  • Malleable, as in we have flexibility for the ways in which we write, and share, depending upon situation and circumstance, and audience, and need

The NCTE researchers then dive deeper into how these elements play out across themes of literacies, access, social justice and more.

Active, successful participants in a global society must be able to
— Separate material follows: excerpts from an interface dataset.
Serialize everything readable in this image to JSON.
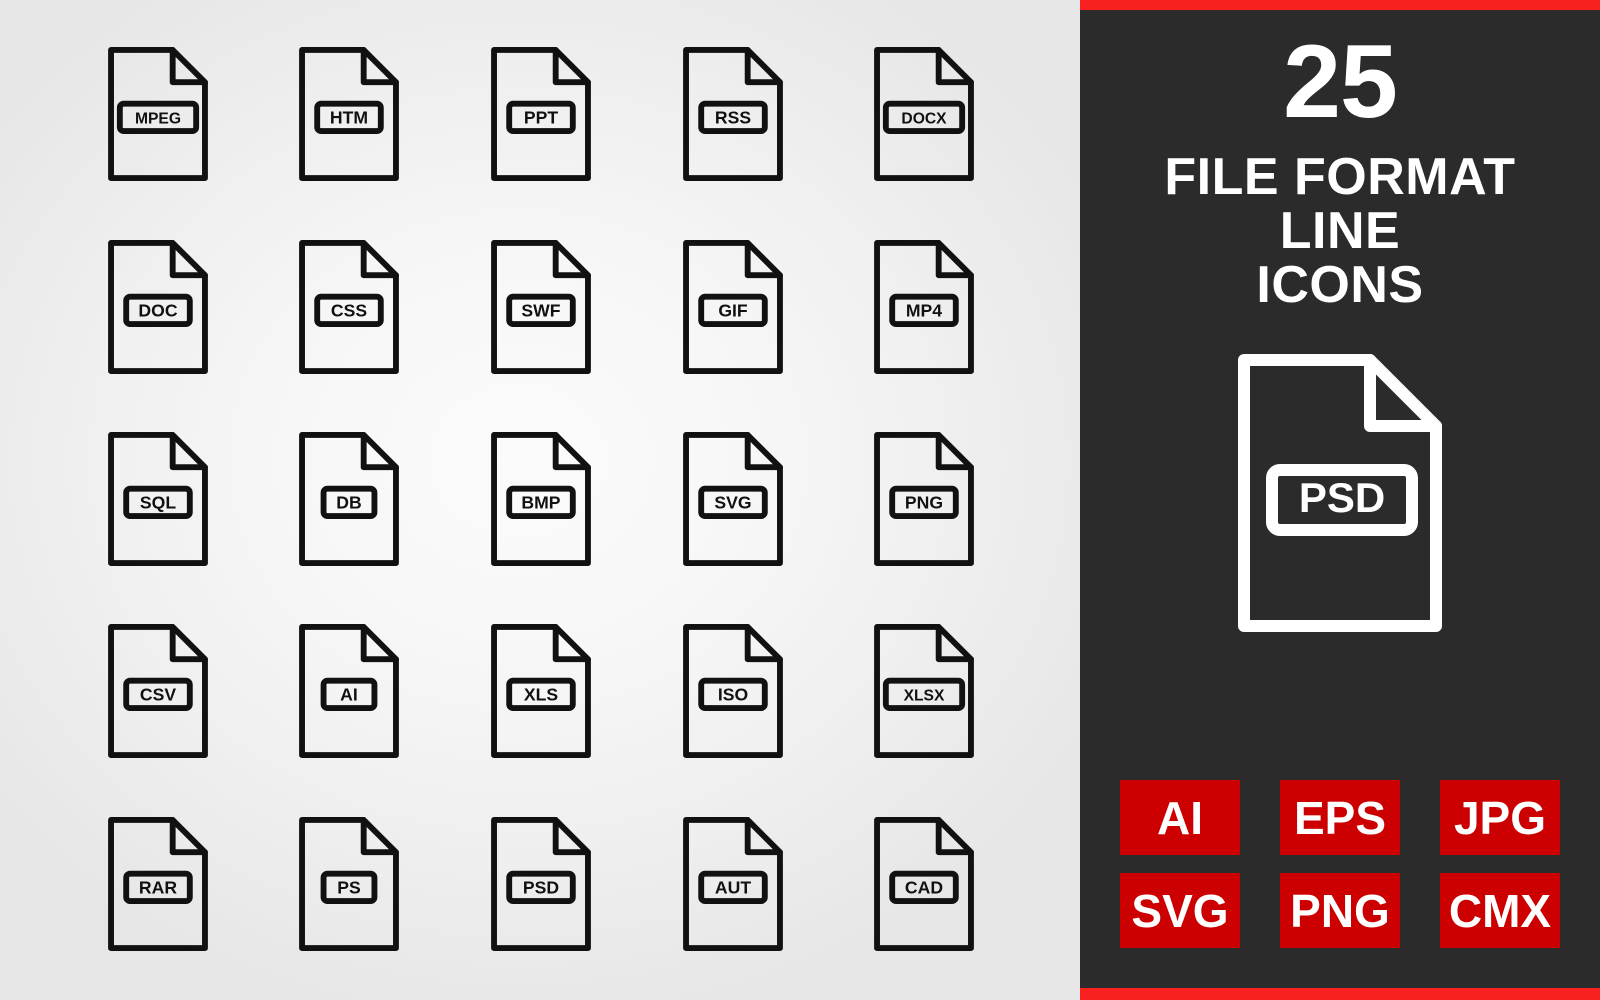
{
  "theme": {
    "accent_red": "#f92020",
    "badge_red": "#cc0000",
    "panel_dark": "#2b2b2b",
    "icon_stroke": "#111111",
    "canvas_light": "#f2f2f2"
  },
  "cover": {
    "count": "25",
    "title_lines": [
      "FILE FORMAT",
      "LINE",
      "ICONS"
    ],
    "hero_icon_label": "PSD",
    "badges": [
      "AI",
      "EPS",
      "JPG",
      "SVG",
      "PNG",
      "CMX"
    ]
  },
  "grid": {
    "columns": 5,
    "rows": 5,
    "icons": [
      {
        "label": "MPEG"
      },
      {
        "label": "HTM"
      },
      {
        "label": "PPT"
      },
      {
        "label": "RSS"
      },
      {
        "label": "DOCX"
      },
      {
        "label": "DOC"
      },
      {
        "label": "CSS"
      },
      {
        "label": "SWF"
      },
      {
        "label": "GIF"
      },
      {
        "label": "MP4"
      },
      {
        "label": "SQL"
      },
      {
        "label": "DB"
      },
      {
        "label": "BMP"
      },
      {
        "label": "SVG"
      },
      {
        "label": "PNG"
      },
      {
        "label": "CSV"
      },
      {
        "label": "AI"
      },
      {
        "label": "XLS"
      },
      {
        "label": "ISO"
      },
      {
        "label": "XLSX"
      },
      {
        "label": "RAR"
      },
      {
        "label": "PS"
      },
      {
        "label": "PSD"
      },
      {
        "label": "AUT"
      },
      {
        "label": "CAD"
      }
    ]
  }
}
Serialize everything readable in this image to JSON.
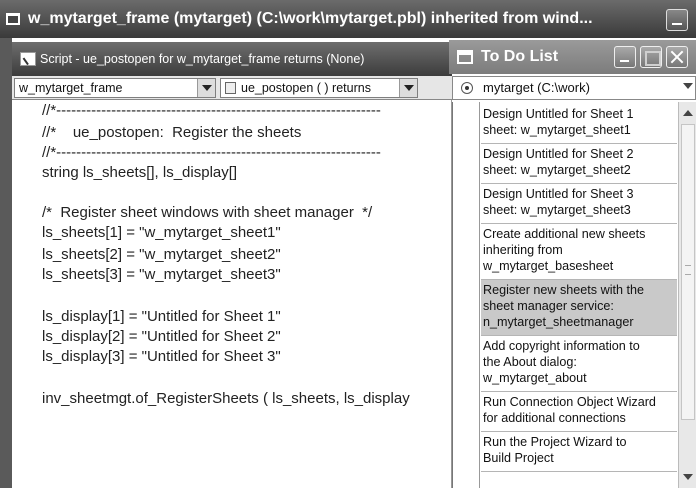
{
  "outer_window": {
    "title": "w_mytarget_frame (mytarget) (C:\\work\\mytarget.pbl) inherited from wind..."
  },
  "script_window": {
    "title": "Script - ue_postopen for w_mytarget_frame returns (None)",
    "object_combo": "w_mytarget_frame",
    "event_combo": "ue_postopen ( ) returns",
    "code_lines": [
      "//*-----------------------------------------------------------------",
      "//*    ue_postopen:  Register the sheets",
      "//*-----------------------------------------------------------------",
      "string ls_sheets[], ls_display[]",
      "",
      "/*  Register sheet windows with sheet manager  */",
      "ls_sheets[1] = \"w_mytarget_sheet1\"",
      "ls_sheets[2] = \"w_mytarget_sheet2\"",
      "ls_sheets[3] = \"w_mytarget_sheet3\"",
      "",
      "ls_display[1] = \"Untitled for Sheet 1\"",
      "ls_display[2] = \"Untitled for Sheet 2\"",
      "ls_display[3] = \"Untitled for Sheet 3\"",
      "",
      "inv_sheetmgt.of_RegisterSheets ( ls_sheets, ls_display"
    ]
  },
  "todo_window": {
    "title": "To Do List",
    "target": "mytarget (C:\\work)",
    "items": [
      "Design Untitled for Sheet 1\nsheet: w_mytarget_sheet1",
      "Design Untitled for Sheet 2\nsheet: w_mytarget_sheet2",
      "Design Untitled for Sheet 3\nsheet: w_mytarget_sheet3",
      "Create additional new sheets\ninheriting from\nw_mytarget_basesheet",
      "Register new sheets with the\nsheet manager service:\nn_mytarget_sheetmanager",
      "Add copyright information to\nthe About dialog:\nw_mytarget_about",
      "Run Connection Object Wizard\nfor additional connections",
      "Run the Project Wizard to\nBuild Project"
    ],
    "selected_index": 4
  }
}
  • Participate effectively and critically in a networked world;
  • Explore and engage critically, thoughtfully, and across a wide variety of inclusive texts and tools/modalities;
  • Consume, curate, and create actively across contexts;
  • Advocate for equitable access to and accessibility of texts, tools, and information;
  • Build and sustain intentional global and cross-cultural connections and relationships with others so to pose and solve problems collaboratively and strengthen independent thought;
  • Promote culturally sustaining communication and recognize the bias and privilege present in the interactions;
  • Examine the rights, responsibilities, and ethical implications of the use and creation of information;
  • Determine how and to what extent texts and tools amplify one’s own and others’ narratives as well as counter unproductive narratives;
  • Recognize and honor the multilingual literacy identities and culture experiences individuals bring to learning environments, and provide opportunities to promote, amplify, and encourage these differing variations of language (e.g., dialect, jargon, register).  — from NCTE

Peace (thinking on it),
Kevin